Multiple violations of Newnan’s alcohol ordinance have resulted in a temporary suspension of the Brickhouse Grille & Tavern’s liquor license.
Four Brickhouse staff members were charged with serving alcohol to underage customers during a live music event on Sept. 26. Additional citations were issued on the same date for a noise violation and allowing a customer to leave the premises with alcohol.
After a hearing at Tuesday’s Newnan City Council meeting, council members voted to suspend Brickhouse’s alcohol license for the first week of December. The tavern also will be on probation for the duration of 2021, with mandatory monthly reporting to the Newnan Police Department.
The council chose not to assess a $2,000 fine proposed by council member Rhodes Shell.
Newnan’s alcohol ordinance allows the council to consider probation, suspension or revocation of a business’ alcohol license, along with up to $1,000 in fines for each violation. The hearing included sworn testimony from law enforcement officers who were part of investigations into complaints regarding Brickhouse.
“Alcohol license is a privilege, not a right,” Mayor Keith Brady said. “We find it very difficult to sit here and listen to the issues that have gone on in this establishment over this long period of time and that seem to continue to be going on.”
NPD Deputy Chief Mark Cooper, who testified during the hearing, said his agency logged 64 calls for service to Brickhouse in a 20-month period from January of 2019 to September of 2020, ranging from traffic stops and noise complaints to assault.
Cooper said Newnan Police received multiple complaints of alcohol violations between December of 2019 and February 2020, and officers observed several potential violations during their initial investigation.
The department suspended the investigation during the COVID-19 shutdowns, but reinitiated surveillance when it was deemed safe.
“We continued to see the same kinds of violations,” Cooper said.
On Sept. 26, the night of an outdoor concert in the parking lot of the tavern, NPD set up an undercover operation based on previous surveillance.
According to the police report, none of those involved in the operation were asked for ID to get into the event or the building, or when they purchased alcohol.
“Four staff members served minors alcohol at different times during the night,” said Cooper, adding that all of the incidents occurred inside the building. “Based on us getting all the violations inside and previous surveillance, we believe this was a common occurrence.”
In addition to the underage serving, the NPD report stated the event was not secure and multiple people were seen wandering in and out of the event with alcoholic beverages, including beer bottles.
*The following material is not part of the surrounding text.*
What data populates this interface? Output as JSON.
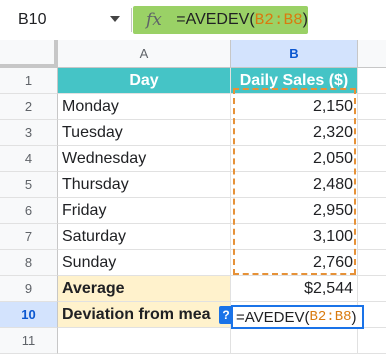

After 10 p.m., city ordinance prohibits music that can be heard more than 100 feet from a business. The NPD reported receiving a noise complaint from Lakeside Apartments at approximately 1:45 a.m. on Sept. 27 in reference to loud music coming from Brickhouse.
Five citations were issued to three servers, the bar manager and owner/license holder Michelle Larsen.
Cooper said officers conducted similar undercover operations and spot-checks on seven other alcohol license-holders in the week following the Brickhouse event and uncovered just one minor violation, which was handled in city court and did not require council action.
Councilmember Paul Guillaume expressed frustration at what he said was a lack of responsibility and concern for the 35-plus Brickhouse employees – half of whom have worked there since the tavern opened a decade ago – on the part of management.
“It’s hard for me to swallow, quite frankly, based on what I’ve heard,” he said. “It seems to me it all boils down to personal responsibility. Everybody assumed everybody was doing their particular job and nobody appeared to have oversight. I feel like they’re bearing the brunt of the lack of responsibility on you as an owner.”
Guillaume said probation will give Larsen the opportunity to demonstrate she understands the severity of the violations and her responsibility to her employees.
“That’s the most important thing, particularly in these times,” he said.
Larsen testified at Tuesday’s hearing that the bar manager no longer is employed at Brickhouse and that all current employees have undergone training through an online program. She said cameras have been installed, and staff has been instructed to immediately report any issues to police.
Larsen said the bar also has eliminated “well drinks” – cheap alcohol – in an attempt to curb overindulgence and attract a better crowd.
As a condition of Brickhouse’s probation, Larsen will be required to file a monthly affidavit about training and “any other requirements the city makes them report to us,” Cooper said.
Brady said the hope is that probation will help the business develop better practices.
“It puts you into a habit of doing certain things in a certain way for a period of time,” he said. “Hopefully after probation is over, you’ll continue to do those things in that way that provides a safe environment for your customers, and one in which your employees can make a living.”